Phoenix Wright: Spirit of Justice is another small step forward for the storied series. While the game features little that is mechanically new, it shines as brightly as its forebears in presenting implausible scenarios and mysteries for the player to unravel, rounding out the experience with an excellent cast of new faces and old favourites alike.
The new Phoenix Wright game has not eaten at all into my game time. Instead, it has steadily consumed my nightly pre-bedtime reading ritual. Just as in former entries, you read in this game—you read a lot—and if you do not enjoy a good read, then you might as well not bother. This is not the game you are looking for.
For someone like me, though, that loves reading fiction and has a special place in his heart for Doyle-like investigative mysteries, the Phoenix Wright/Ace Attorney series has always been a joy, and this new one is as good as any.
It is worth pointing out, though, that this is more than a typical Japanese visual novel. There are real puzzles to figure out here, a real necessity to connect the dots of the information you are provided with in order to figure out which object to present to the court at the various stages of the trial. They are, for the most part, good puzzles, with many being obvious, but some quite tough. A generous save anytime feature prevents all but the most distracted from failing, though there is still a mental challenge here if that is what you crave from your games.
The mechanics used to solve the game’s enigmas are a melting pot drawn from previous games, which makes them feel a tad inconsistent at times. Nevertheless, the entire set is effectively explained through brief, skippable tutorial dialogues. This mechanical variety combines with a lengthy, multi-layered narrative that provides approximately 30 hours of content to make this seem like one of the most complete Phoenix Wright experiences to date.

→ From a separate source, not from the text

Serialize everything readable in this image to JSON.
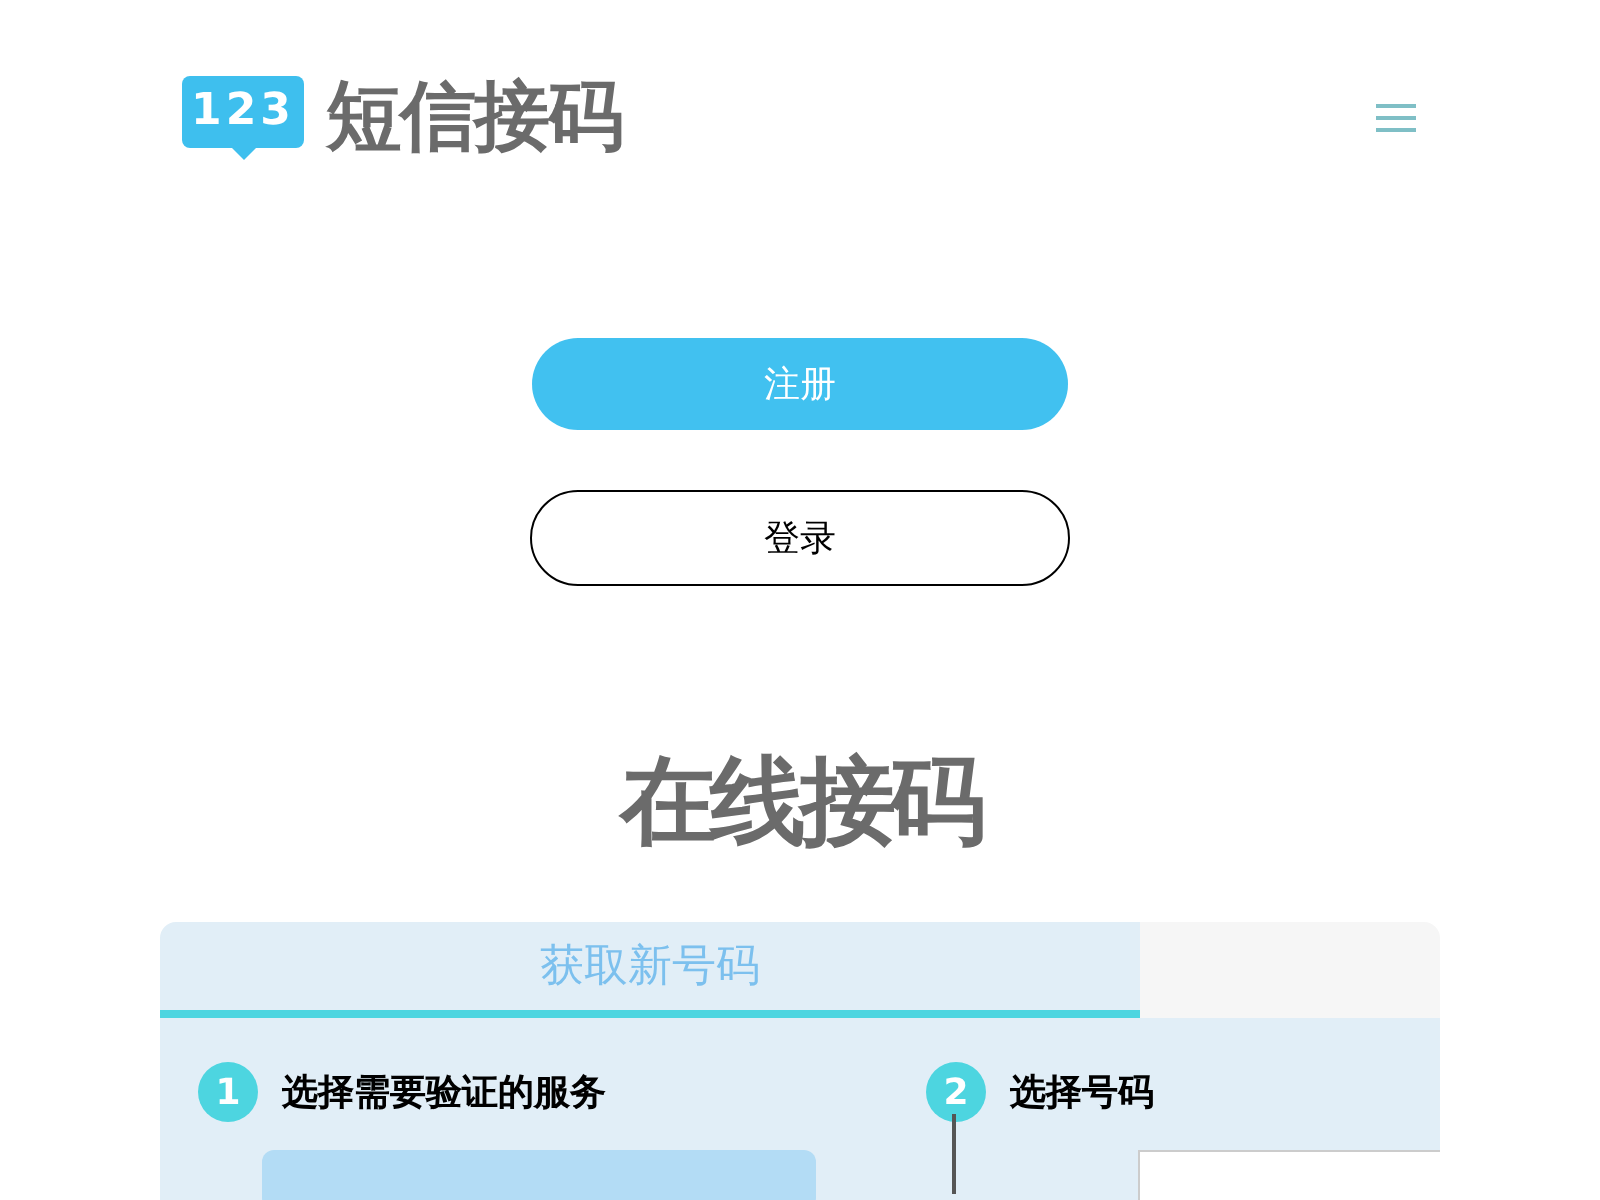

The meat of the game, however, is the weird and wonderful courtroom drama perpetrated by its colourful cast. In a nod to the game’s original Japanese title (Turnabout Trial), each trial is titled “Turnabout …”, which is perfectly apt considering the twists and turns each case takes until it reaches its climax. By then, the player will be on the edge of the seat, ready to shout that final “OBJECTION!” in time with Phoenix.

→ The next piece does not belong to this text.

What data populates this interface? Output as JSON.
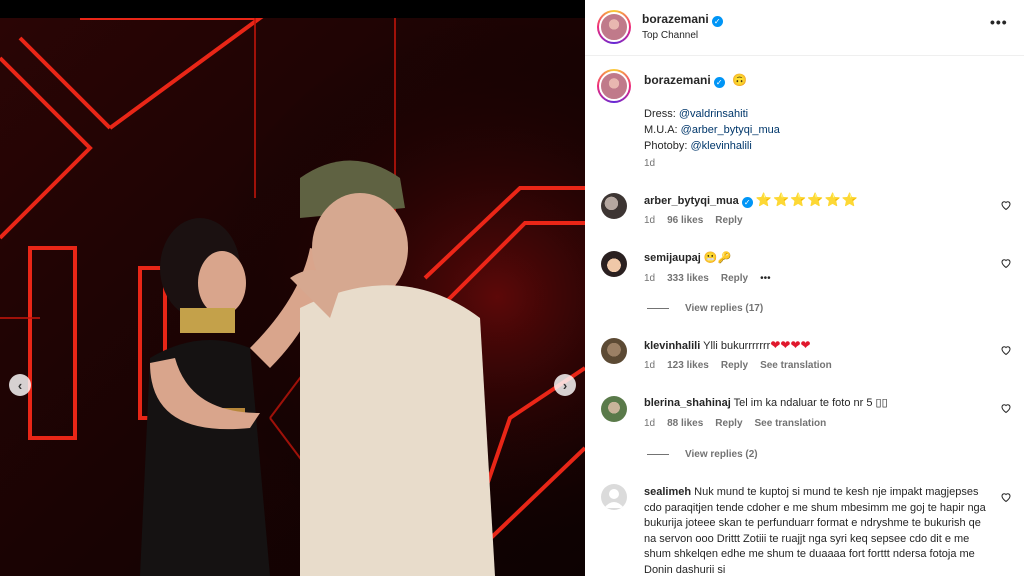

These court hijinks take place over two different countries, these being the series’ traditional America-that-is-Japan and the fictional country of Khura’in, but the narrative focuses squarely on the latter’s legal system. Khura’in is a hyper-religious country where faith mixes with government and trials are decided by the visions of the royal priestess, rather than evidence. Moreover, while never explicitly stated, the narrative strongly suggests that non-adherence to the prevailing belief system can be dangerous.
While this is certainly fertile ground for social commentary, the game navigates it smoothly and never becomes preachy about it. In the end, while the game may invite players to think more broadly about the role of religion and the debatable value of secularism the narrative’s agenda is to reinforce the concept that everyone should have the right to a fair trial and the chance to be defended.
The game is quite good with introducing its mechanics in a way that both refreshes series veterans and appropriately empowers newcomers, and indeed does a similarly good job of presenting old characters, but a good part of the appeal of this sixth game in the series in just that—visiting with old friends you hadn’t seen in a while. The writing and localisation remain some of the best in the genre and enjoyable by anyone, but players returning to the saga will likely get more from the experience thanks to their previous history with the characters.
Which brings me to two separate recommendations for people reading this review. If you have accompanied the series over the years, and are just checking in to see if the new game olds up—it does, and you will enjoy it as much as the previous ones, if not more. If you are new to the series, I would steer you instead to the excellent Phoenix Wright Trilogy, which compiles and updates the first three games—build a relationship with the cast there, and you will enjoy this one far more.
Reviewed on the 3DS with a copy bought by the reviewer.
Developer: Capcom | Publisher: Capcom | Genre: Adventure / Visual Novel | Platform: Nintendo 3DS | PEGI/ESRB: N/A | Release Date: Out Now